Task statement.
Lines in the listing below that contain the string "Identifier" are to be found and copied.

Input material.

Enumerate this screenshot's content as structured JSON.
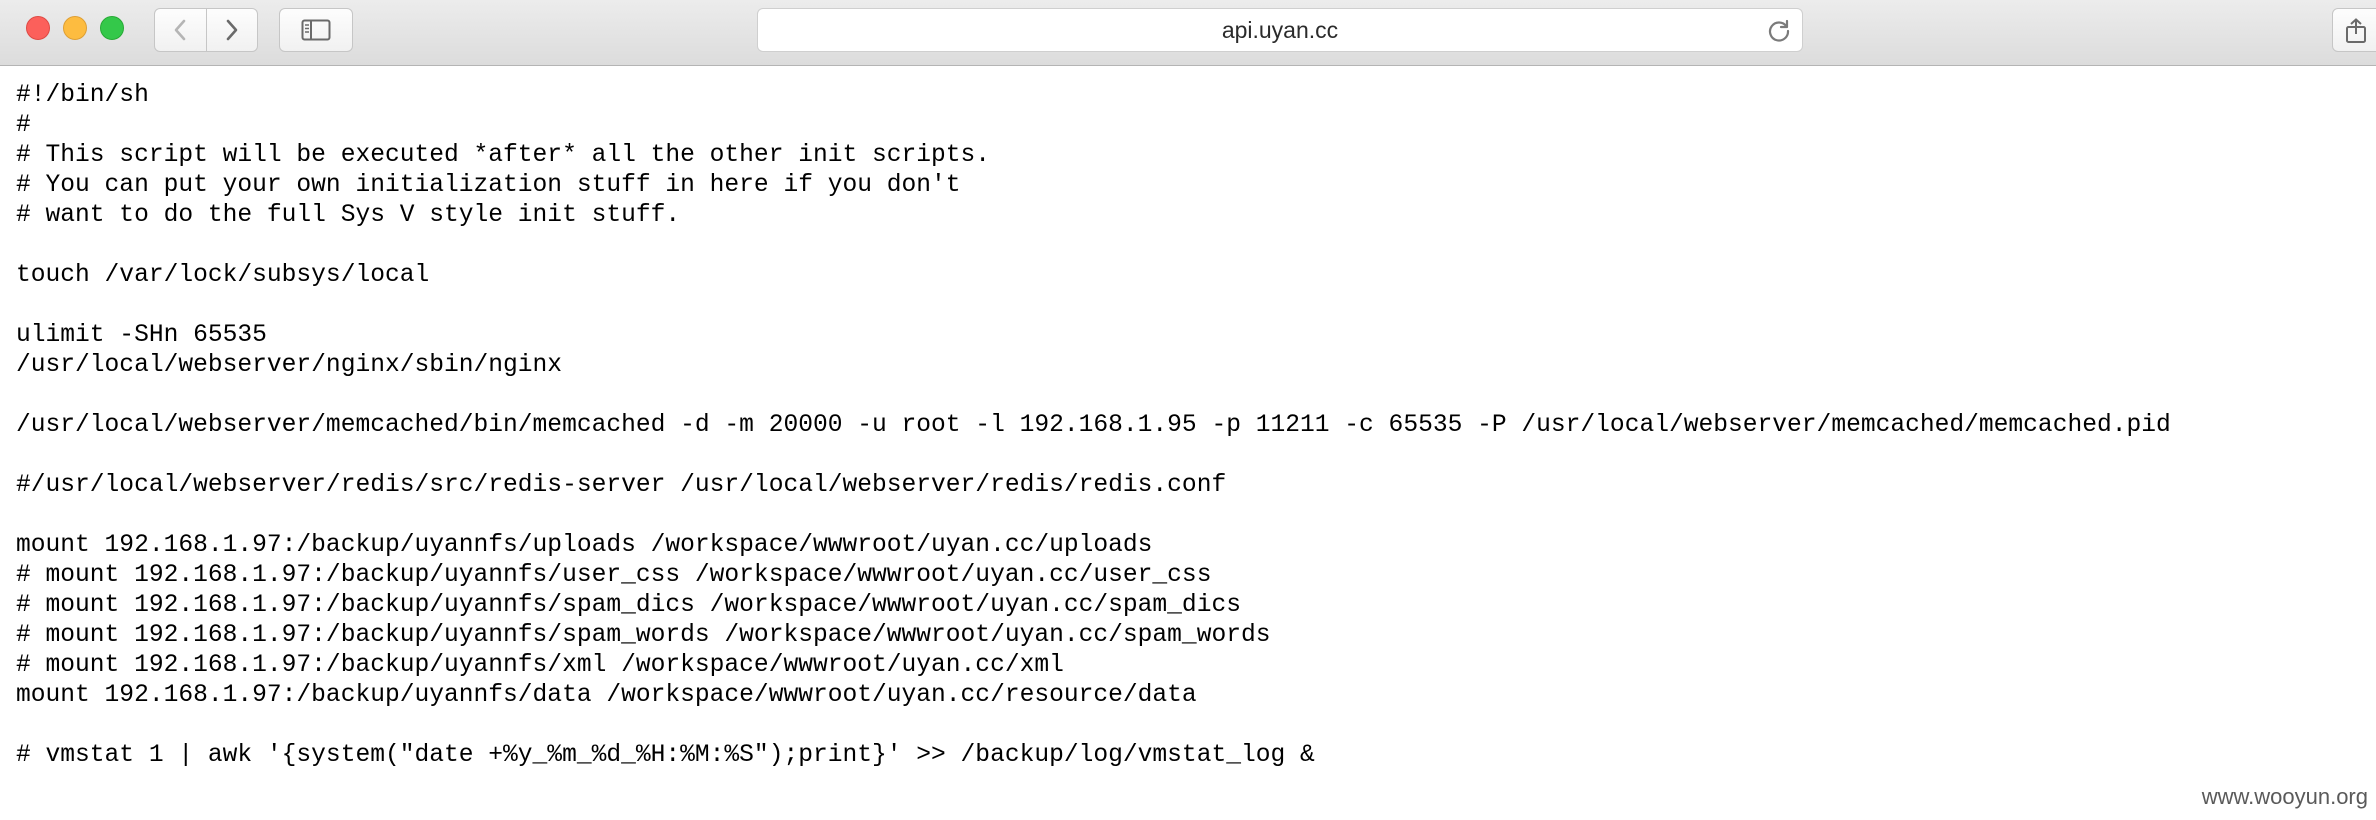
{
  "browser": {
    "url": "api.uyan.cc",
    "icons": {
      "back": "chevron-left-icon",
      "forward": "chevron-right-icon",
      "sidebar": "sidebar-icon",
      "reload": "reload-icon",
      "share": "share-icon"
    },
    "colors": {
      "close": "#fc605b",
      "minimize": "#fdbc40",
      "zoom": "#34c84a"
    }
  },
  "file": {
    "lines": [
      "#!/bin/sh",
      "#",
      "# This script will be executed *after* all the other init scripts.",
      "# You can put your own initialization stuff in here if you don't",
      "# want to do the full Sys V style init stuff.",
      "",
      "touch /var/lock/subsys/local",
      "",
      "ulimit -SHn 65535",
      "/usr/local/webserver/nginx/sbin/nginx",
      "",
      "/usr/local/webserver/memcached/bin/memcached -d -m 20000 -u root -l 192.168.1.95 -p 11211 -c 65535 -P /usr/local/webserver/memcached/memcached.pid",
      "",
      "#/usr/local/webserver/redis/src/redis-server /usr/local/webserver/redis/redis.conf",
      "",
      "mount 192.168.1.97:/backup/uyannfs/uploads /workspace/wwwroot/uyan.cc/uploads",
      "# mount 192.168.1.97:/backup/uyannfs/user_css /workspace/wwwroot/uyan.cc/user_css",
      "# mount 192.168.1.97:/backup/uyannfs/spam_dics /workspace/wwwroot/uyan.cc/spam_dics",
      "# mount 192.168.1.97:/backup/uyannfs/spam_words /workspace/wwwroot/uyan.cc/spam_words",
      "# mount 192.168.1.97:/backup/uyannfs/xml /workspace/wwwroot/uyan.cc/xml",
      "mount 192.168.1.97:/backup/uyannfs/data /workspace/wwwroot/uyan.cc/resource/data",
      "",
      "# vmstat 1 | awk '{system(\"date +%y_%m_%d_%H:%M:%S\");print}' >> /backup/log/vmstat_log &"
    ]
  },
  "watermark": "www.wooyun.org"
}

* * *

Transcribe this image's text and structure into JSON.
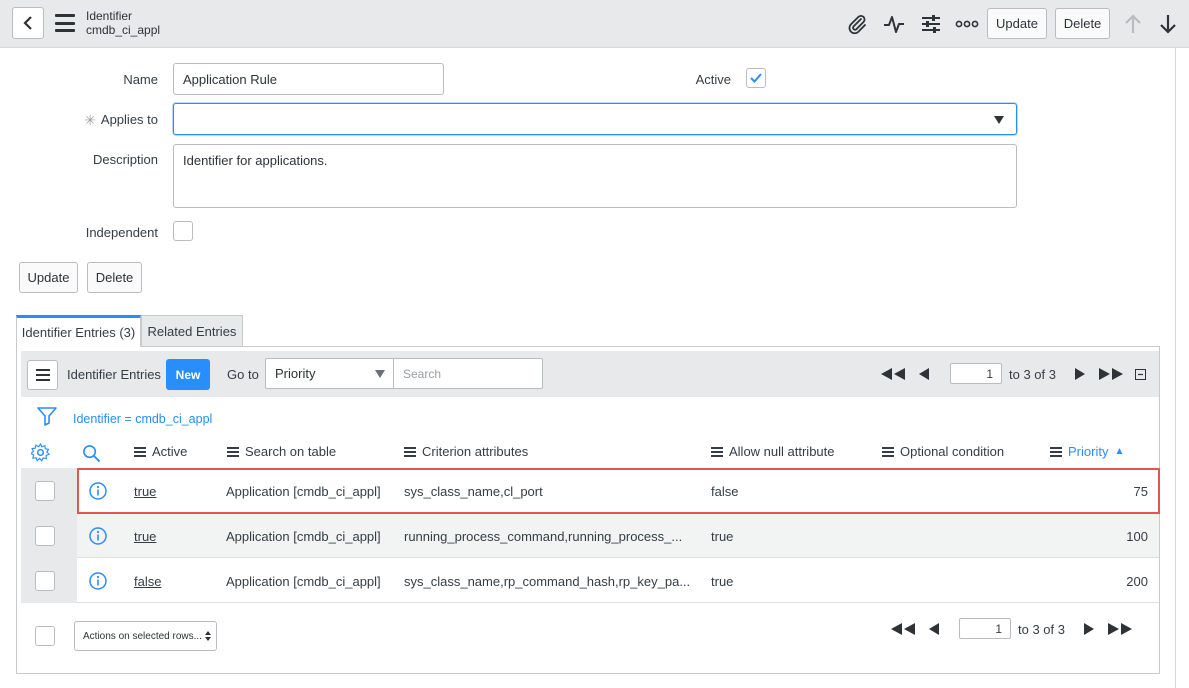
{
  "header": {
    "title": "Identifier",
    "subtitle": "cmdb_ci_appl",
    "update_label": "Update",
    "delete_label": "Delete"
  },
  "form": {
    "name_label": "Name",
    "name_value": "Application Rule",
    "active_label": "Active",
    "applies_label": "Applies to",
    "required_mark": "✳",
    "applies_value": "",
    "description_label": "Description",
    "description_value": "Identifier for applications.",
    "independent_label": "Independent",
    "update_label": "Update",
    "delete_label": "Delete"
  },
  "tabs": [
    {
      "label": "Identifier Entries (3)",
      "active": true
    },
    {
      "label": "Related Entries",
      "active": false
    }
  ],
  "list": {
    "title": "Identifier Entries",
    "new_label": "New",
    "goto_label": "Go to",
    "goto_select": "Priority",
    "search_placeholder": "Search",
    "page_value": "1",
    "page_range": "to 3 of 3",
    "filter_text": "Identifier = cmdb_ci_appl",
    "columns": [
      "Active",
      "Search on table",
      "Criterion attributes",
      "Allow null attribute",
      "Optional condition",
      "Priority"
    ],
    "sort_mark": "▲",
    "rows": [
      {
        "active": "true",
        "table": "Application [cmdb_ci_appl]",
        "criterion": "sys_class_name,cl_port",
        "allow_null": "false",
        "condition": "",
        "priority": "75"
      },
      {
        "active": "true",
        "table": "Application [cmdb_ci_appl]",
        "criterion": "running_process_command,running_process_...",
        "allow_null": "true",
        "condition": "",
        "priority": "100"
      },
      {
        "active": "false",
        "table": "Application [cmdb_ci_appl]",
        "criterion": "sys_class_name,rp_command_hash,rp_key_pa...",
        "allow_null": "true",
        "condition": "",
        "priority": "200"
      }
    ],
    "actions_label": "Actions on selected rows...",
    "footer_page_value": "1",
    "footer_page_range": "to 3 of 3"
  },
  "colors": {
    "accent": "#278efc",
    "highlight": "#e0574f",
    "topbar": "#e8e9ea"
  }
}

Answer box.
    "title": "Identifier",
    "description_value": "Identifier for applications.",
      "label": "Identifier Entries (3)",
    "title": "Identifier Entries",
    "filter_text": "Identifier = cmdb_ci_appl",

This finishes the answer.